The COVID-19 disaster has shone a light on the inefficiencies created by a lack of standardization, and it is possible that this area will receive more attention in the second part of the year. Establishing standard processes, controls and tools will help to manage many of the problems that made delivering global payroll difficult during COVID-19.
Leadership teams have discovered in recent weeks that each country on their global payroll books working in completely different ways creates problems when it comes to managing overall global payroll delivery. There is now a greater recognition that standardizing and digitizing as many processes as possible across global payroll will bring a host of benefits.
This should be the foundation on which other developments to improve global payroll is built upon. There is little value in having conversations about how something like artificial intelligence could speed up global payroll if there is no standardization to begin with. The basics need to be put in place first and subject to robust testing before anyone can consider more ambitious technology such as AI.
Payslip and Payroll

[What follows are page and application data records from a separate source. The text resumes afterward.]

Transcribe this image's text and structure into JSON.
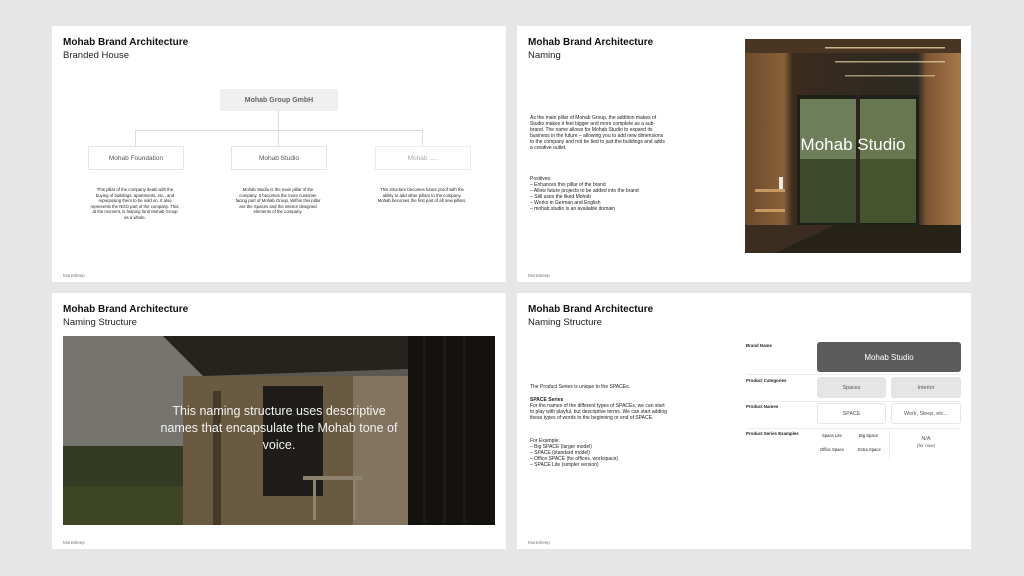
{
  "slides": [
    {
      "title": "Mohab Brand Architecture",
      "subtitle": "Branded House",
      "footer": "MoreSleep",
      "root": "Mohab Group GmbH",
      "children": [
        {
          "label": "Mohab Foundation",
          "desc": "This pillar of the company deals with the buying of buildings, apartments, etc., and repurposing them to be sold on. It also represents the NGO part of the company. This, at the moment, is helping fund Mohab Group as a whole."
        },
        {
          "label": "Mohab Studio",
          "desc": "Mohab Studio is the main pillar of the company. It becomes the more customer facing part of Mohab Group. Within this pillar are the Spaces and the interior designed elements of the company."
        },
        {
          "label": "Mohab .....",
          "desc": "This structure becomes future proof with the ability to add other pillars to the company. Mohab becomes the first part of all new pillars."
        }
      ]
    },
    {
      "title": "Mohab Brand Architecture",
      "subtitle": "Naming",
      "footer": "MoreSleep",
      "body": "As the main pillar of Mohab Group, the addition makes of Studio makes it feel bigger and more complete as a sub-brand. The name allows for Mohab Studio to expand its business in the future – allowing you to add new dimensions to the company and not be tied to just the buildings and adds a creative outlet.",
      "positives_title": "Positives:",
      "positives": [
        "– Enhances this pillar of the brand",
        "– Allow future projects to be added into the brand",
        "– Still uses the liked Mohab",
        "– Works in German and English",
        "– mohab.studio is an available domain"
      ],
      "image_text": "Mohab Studio"
    },
    {
      "title": "Mohab Brand Architecture",
      "subtitle": "Naming Structure",
      "footer": "MoreSleep",
      "image_text": "This naming structure uses descriptive names that encapsulate the Mohab tone of voice."
    },
    {
      "title": "Mohab Brand Architecture",
      "subtitle": "Naming Structure",
      "footer": "MoreSleep",
      "intro": "The Product Series is unique to the SPACEs.",
      "series_title": "SPACE Series",
      "series_body": "For the names of the different types of SPACEs, we can start to play with playful, but descriptive terms. We can start adding these types of words to the beginning or end of SPACE.",
      "example_title": "For Example:",
      "examples": [
        "– Big SPACE (larger model)",
        "– SPACE (standard model)",
        "– Office SPACE (for offices, workspace)",
        "– SPACE Lite (simpler version)"
      ],
      "table": {
        "brand_name_label": "Brand Name",
        "brand_name": "Mohab Studio",
        "categories_label": "Product Categories",
        "categories": [
          "Spaces",
          "Interior"
        ],
        "names_label": "Product Names",
        "names": [
          "SPACE",
          "Work, Sleep, etc..."
        ],
        "series_label": "Product Series Examples",
        "series": [
          "Space Lite",
          "Big Space",
          "Office Space",
          "Extra Space"
        ],
        "series_na": "N/A",
        "series_na_note": "(for now)"
      }
    }
  ],
  "colors": {
    "page": "#e6e6e6",
    "slide": "#ffffff",
    "dark_pill": "#5c5c5c",
    "light_pill": "#e5e5e5"
  }
}
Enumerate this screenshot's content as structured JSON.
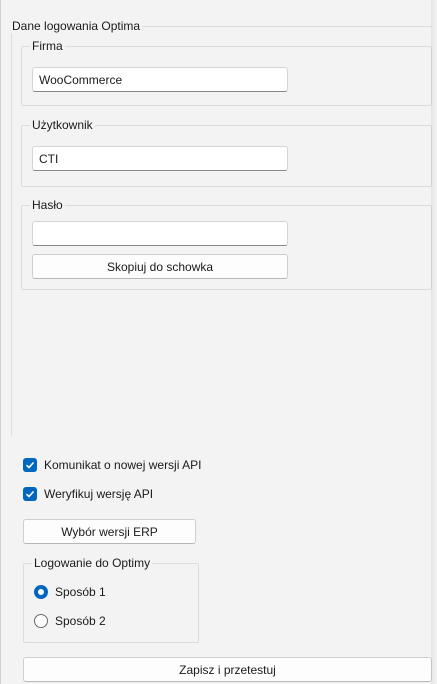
{
  "main_group": {
    "legend": "Dane logowania Optima"
  },
  "firma": {
    "legend": "Firma",
    "value": "WooCommerce"
  },
  "uzytkownik": {
    "legend": "Użytkownik",
    "value": "CTI"
  },
  "haslo": {
    "legend": "Hasło",
    "value": "",
    "copy_button": "Skopiuj do schowka"
  },
  "options": {
    "api_notice": {
      "label": "Komunikat o nowej wersji API",
      "checked": true
    },
    "verify_api": {
      "label": "Weryfikuj wersję API",
      "checked": true
    },
    "erp_button": "Wybór wersji ERP"
  },
  "login_group": {
    "legend": "Logowanie do Optimy",
    "options": [
      "Sposób 1",
      "Sposób 2"
    ],
    "selected": "Sposób 1"
  },
  "save_button": "Zapisz i przetestuj",
  "colors": {
    "accent": "#0067c0",
    "background": "#f3f3f3"
  }
}
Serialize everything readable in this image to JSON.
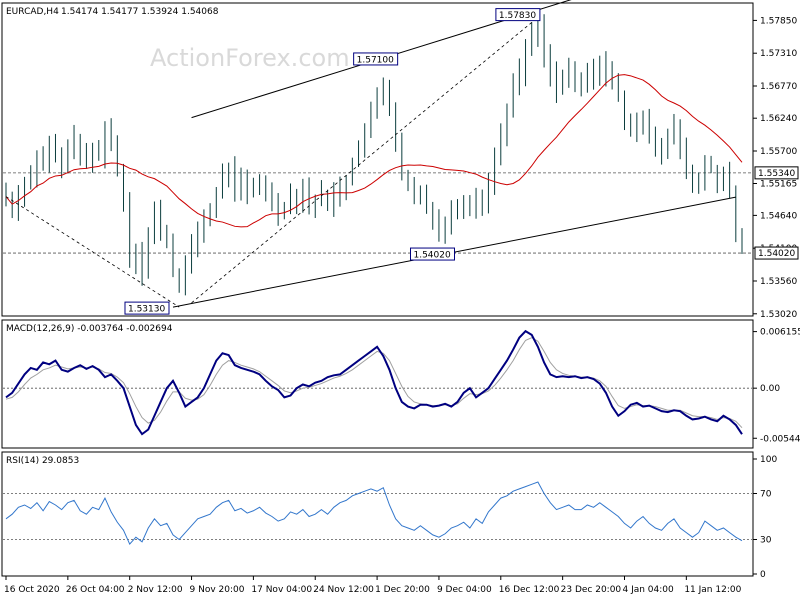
{
  "header": {
    "symbol": "EURCAD,H4",
    "ohlc": "1.54174 1.54177 1.53924 1.54068",
    "watermark": "ActionForex.com"
  },
  "colors": {
    "candles": "#0b3d3d",
    "ma": "#cc0000",
    "macd": "#000080",
    "signal": "#a0a0a0",
    "rsi": "#3377cc",
    "trend": "#000000",
    "grid_dash": "#555555"
  },
  "chart_data": [
    {
      "type": "candlestick",
      "title": "EURCAD,H4",
      "ylim": [
        1.53,
        1.5812
      ],
      "yticks": [
        "1.57850",
        "1.57310",
        "1.56770",
        "1.56240",
        "1.55700",
        "1.55165",
        "1.54640",
        "1.54100",
        "1.53560",
        "1.53020"
      ],
      "ytick_values": [
        1.5785,
        1.5731,
        1.5677,
        1.5624,
        1.557,
        1.55165,
        1.5464,
        1.541,
        1.5356,
        1.5302
      ],
      "hlines": [
        {
          "value": 1.5534,
          "label": "1.55340"
        },
        {
          "value": 1.5402,
          "label": "1.54020"
        }
      ],
      "annotations": [
        {
          "label": "1.57830",
          "value": 1.5783,
          "x": 86
        },
        {
          "label": "1.57100",
          "value": 1.571,
          "x": 63
        },
        {
          "label": "1.54020",
          "value": 1.5402,
          "x": 73
        },
        {
          "label": "1.53130",
          "value": 1.5313,
          "x": 27
        }
      ],
      "trend_lines": [
        {
          "name": "upper-channel",
          "style": "solid",
          "from": [
            30,
            1.5625
          ],
          "to": [
            97,
            1.5837
          ]
        },
        {
          "name": "lower-channel",
          "style": "solid",
          "from": [
            27,
            1.5313
          ],
          "to": [
            118,
            1.5494
          ]
        },
        {
          "name": "up-dashed",
          "style": "dashed",
          "from": [
            30,
            1.532
          ],
          "to": [
            86,
            1.579
          ]
        },
        {
          "name": "down-dashed",
          "style": "dashed",
          "from": [
            0,
            1.5495
          ],
          "to": [
            28,
            1.5313
          ]
        }
      ],
      "x_labels": [
        "16 Oct 2020",
        "26 Oct 04:00",
        "2 Nov 12:00",
        "9 Nov 20:00",
        "17 Nov 04:00",
        "24 Nov 12:00",
        "1 Dec 20:00",
        "9 Dec 04:00",
        "16 Dec 12:00",
        "23 Dec 20:00",
        "4 Jan 04:00",
        "11 Jan 12:00"
      ],
      "x_label_index": [
        0,
        10,
        20,
        30,
        40,
        50,
        60,
        70,
        80,
        90,
        100,
        110
      ],
      "candle_count": 120,
      "close": [
        1.5495,
        1.547,
        1.55,
        1.552,
        1.553,
        1.556,
        1.5545,
        1.558,
        1.556,
        1.554,
        1.558,
        1.559,
        1.556,
        1.555,
        1.557,
        1.5565,
        1.561,
        1.558,
        1.554,
        1.549,
        1.539,
        1.541,
        1.537,
        1.543,
        1.547,
        1.544,
        1.542,
        1.537,
        1.535,
        1.538,
        1.541,
        1.544,
        1.546,
        1.547,
        1.55,
        1.553,
        1.554,
        1.551,
        1.552,
        1.55,
        1.551,
        1.552,
        1.55,
        1.549,
        1.547,
        1.548,
        1.55,
        1.549,
        1.551,
        1.548,
        1.549,
        1.55,
        1.548,
        1.55,
        1.551,
        1.552,
        1.555,
        1.558,
        1.56,
        1.563,
        1.566,
        1.568,
        1.564,
        1.558,
        1.553,
        1.551,
        1.549,
        1.55,
        1.548,
        1.546,
        1.544,
        1.545,
        1.547,
        1.548,
        1.549,
        1.547,
        1.55,
        1.548,
        1.552,
        1.556,
        1.56,
        1.564,
        1.568,
        1.57,
        1.574,
        1.576,
        1.5775,
        1.573,
        1.57,
        1.567,
        1.569,
        1.57,
        1.568,
        1.568,
        1.57,
        1.569,
        1.572,
        1.57,
        1.568,
        1.566,
        1.562,
        1.56,
        1.561,
        1.563,
        1.56,
        1.558,
        1.557,
        1.559,
        1.561,
        1.557,
        1.554,
        1.551,
        1.552,
        1.555,
        1.554,
        1.552,
        1.553,
        1.55,
        1.543,
        1.5407
      ],
      "ma_period": 20
    },
    {
      "type": "line",
      "title": "MACD(12,26,9) -0.003764 -0.002694",
      "ylim": [
        -0.0064,
        0.0072
      ],
      "yticks": [
        "0.006155",
        "0.00",
        "-0.005449"
      ],
      "ytick_values": [
        0.006155,
        0.0,
        -0.005449
      ],
      "series": [
        {
          "name": "MACD",
          "values": [
            -0.001,
            -0.0005,
            0.0005,
            0.0015,
            0.0022,
            0.002,
            0.0028,
            0.0026,
            0.003,
            0.002,
            0.0018,
            0.0022,
            0.0025,
            0.0021,
            0.0024,
            0.002,
            0.0012,
            0.0015,
            0.0008,
            0.0,
            -0.002,
            -0.004,
            -0.005,
            -0.0045,
            -0.003,
            -0.0015,
            0.0,
            0.0008,
            -0.0005,
            -0.002,
            -0.0015,
            -0.001,
            0.0,
            0.0015,
            0.003,
            0.0038,
            0.0036,
            0.0025,
            0.0022,
            0.002,
            0.0018,
            0.0015,
            0.0008,
            0.0002,
            -0.0002,
            -0.001,
            -0.0008,
            0.0,
            0.0004,
            0.0002,
            0.0006,
            0.0008,
            0.0012,
            0.0014,
            0.0015,
            0.002,
            0.0025,
            0.003,
            0.0035,
            0.004,
            0.0045,
            0.0035,
            0.002,
            0.0,
            -0.0015,
            -0.002,
            -0.0022,
            -0.0018,
            -0.0018,
            -0.002,
            -0.0019,
            -0.0017,
            -0.002,
            -0.0015,
            -0.0005,
            0.0,
            -0.001,
            -0.0005,
            0.0,
            0.001,
            0.002,
            0.003,
            0.0042,
            0.0055,
            0.0062,
            0.0058,
            0.0045,
            0.0028,
            0.0015,
            0.0012,
            0.0013,
            0.0012,
            0.0013,
            0.0011,
            0.0012,
            0.001,
            0.0005,
            -0.0005,
            -0.002,
            -0.003,
            -0.0025,
            -0.0018,
            -0.0016,
            -0.002,
            -0.0019,
            -0.0022,
            -0.0025,
            -0.0026,
            -0.0024,
            -0.0025,
            -0.003,
            -0.0034,
            -0.0033,
            -0.0031,
            -0.0034,
            -0.0036,
            -0.003,
            -0.0034,
            -0.004,
            -0.005
          ]
        },
        {
          "name": "Signal",
          "values": [
            -0.0012,
            -0.001,
            -0.0004,
            0.0004,
            0.0011,
            0.0015,
            0.002,
            0.0022,
            0.0025,
            0.0023,
            0.0021,
            0.0022,
            0.0023,
            0.0022,
            0.0023,
            0.0021,
            0.0017,
            0.0016,
            0.0012,
            0.0006,
            -0.0006,
            -0.002,
            -0.0032,
            -0.0038,
            -0.0035,
            -0.0026,
            -0.0014,
            -0.0004,
            -0.0004,
            -0.0011,
            -0.0013,
            -0.0012,
            -0.0007,
            0.0003,
            0.0015,
            0.0025,
            0.003,
            0.0028,
            0.0025,
            0.0023,
            0.0021,
            0.0018,
            0.0013,
            0.0008,
            0.0003,
            -0.0003,
            -0.0005,
            -0.0003,
            0.0,
            0.0001,
            0.0003,
            0.0005,
            0.0008,
            0.0011,
            0.0013,
            0.0016,
            0.002,
            0.0025,
            0.003,
            0.0035,
            0.004,
            0.0038,
            0.003,
            0.0016,
            0.0002,
            -0.0009,
            -0.0015,
            -0.0017,
            -0.0018,
            -0.0019,
            -0.0019,
            -0.0018,
            -0.0019,
            -0.0017,
            -0.0011,
            -0.0006,
            -0.0007,
            -0.0006,
            -0.0003,
            0.0003,
            0.0011,
            0.002,
            0.003,
            0.0042,
            0.0052,
            0.0055,
            0.0051,
            0.004,
            0.0028,
            0.002,
            0.0016,
            0.0014,
            0.0013,
            0.0012,
            0.0012,
            0.0011,
            0.0008,
            0.0002,
            -0.0009,
            -0.0019,
            -0.0022,
            -0.002,
            -0.0018,
            -0.0019,
            -0.0019,
            -0.002,
            -0.0022,
            -0.0024,
            -0.0024,
            -0.0024,
            -0.0027,
            -0.003,
            -0.0031,
            -0.0031,
            -0.0032,
            -0.0034,
            -0.0032,
            -0.0033,
            -0.0036,
            -0.0043
          ]
        }
      ]
    },
    {
      "type": "line",
      "title": "RSI(14) 29.0853",
      "ylim": [
        0,
        100
      ],
      "yticks": [
        "100",
        "70",
        "30",
        "0"
      ],
      "ytick_values": [
        100,
        70,
        30,
        0
      ],
      "hlines": [
        {
          "value": 70
        },
        {
          "value": 30
        }
      ],
      "series": [
        {
          "name": "RSI(14)",
          "values": [
            48,
            52,
            58,
            60,
            57,
            62,
            55,
            63,
            60,
            56,
            62,
            64,
            55,
            52,
            58,
            56,
            66,
            54,
            45,
            38,
            26,
            32,
            28,
            40,
            48,
            42,
            44,
            34,
            30,
            36,
            42,
            48,
            50,
            52,
            58,
            62,
            64,
            55,
            57,
            53,
            55,
            58,
            53,
            50,
            46,
            48,
            54,
            52,
            56,
            50,
            52,
            56,
            52,
            58,
            62,
            64,
            68,
            70,
            72,
            74,
            72,
            75,
            60,
            48,
            42,
            40,
            38,
            42,
            38,
            34,
            32,
            35,
            40,
            42,
            45,
            40,
            48,
            44,
            54,
            60,
            66,
            68,
            72,
            74,
            76,
            78,
            80,
            70,
            62,
            56,
            58,
            60,
            56,
            56,
            60,
            58,
            62,
            58,
            54,
            50,
            44,
            40,
            46,
            50,
            44,
            40,
            38,
            44,
            48,
            40,
            36,
            32,
            36,
            46,
            42,
            38,
            40,
            36,
            32,
            29
          ]
        }
      ]
    }
  ]
}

The business landscape has changed due to Coronavirus, but normality has to resume at some point. Lessons will have been learned and business continuity procedures will be prioritized a lot more going forward. Any useful learnings taken from this challenging period may be introduced to the business as usual process. Global payroll can become stronger and more resilient if some improvements are introduced.
The Payslip platform already incorporates a number of important features and tools that business continuity measures for global payroll has highlighted the need for since the global pandemic began. It is a fully cloud based environment which lets payroll professionals remotely access the tools and documents they need to do their job. It allows authorized individuals to remotely switch tasks or allocate different workflows to different people across a range of countries. Customized and schedule reporting is available at the touch of a button.
When it comes to control and visibility, a global payroll manager can see exactly what is happening in each of the countries from a single dashboard. Payslip can also help to source and on board a new provide very quickly- we recently onboarded several new payroll countries in just 3 weeks for a prominent San Francisco based technology company. With Payslip, your global payroll process is ready for the here and now as well as the future, especially should turbulence of the kind we have faced recently, hit at an unexpected moment.
For more information on Global Payroll continuity during Covid-19 contact us today.
Using Payslip, we can manage all our payrolls across nine in-country vendors on one platform. When the global Covid-19 pandemic arose, it was not an issue from a payroll perspective, and critically getting everyone paid. The Payslip platform enabled continuity for our international payroll service including the fast and seamless implementation of the Payslip Employment Self Service during this time.
Payroll Manager, LogMeIn
With business and employee growth rates of above 50%, we rely on our vendors to deliver on time, every time. Payslip’s workflow automation, enables Phorest to manage our payroll provider process – data driven, real time and transparent. Payslip saves us time so we can focus on our business growth.
International Payroll Manager, Phorest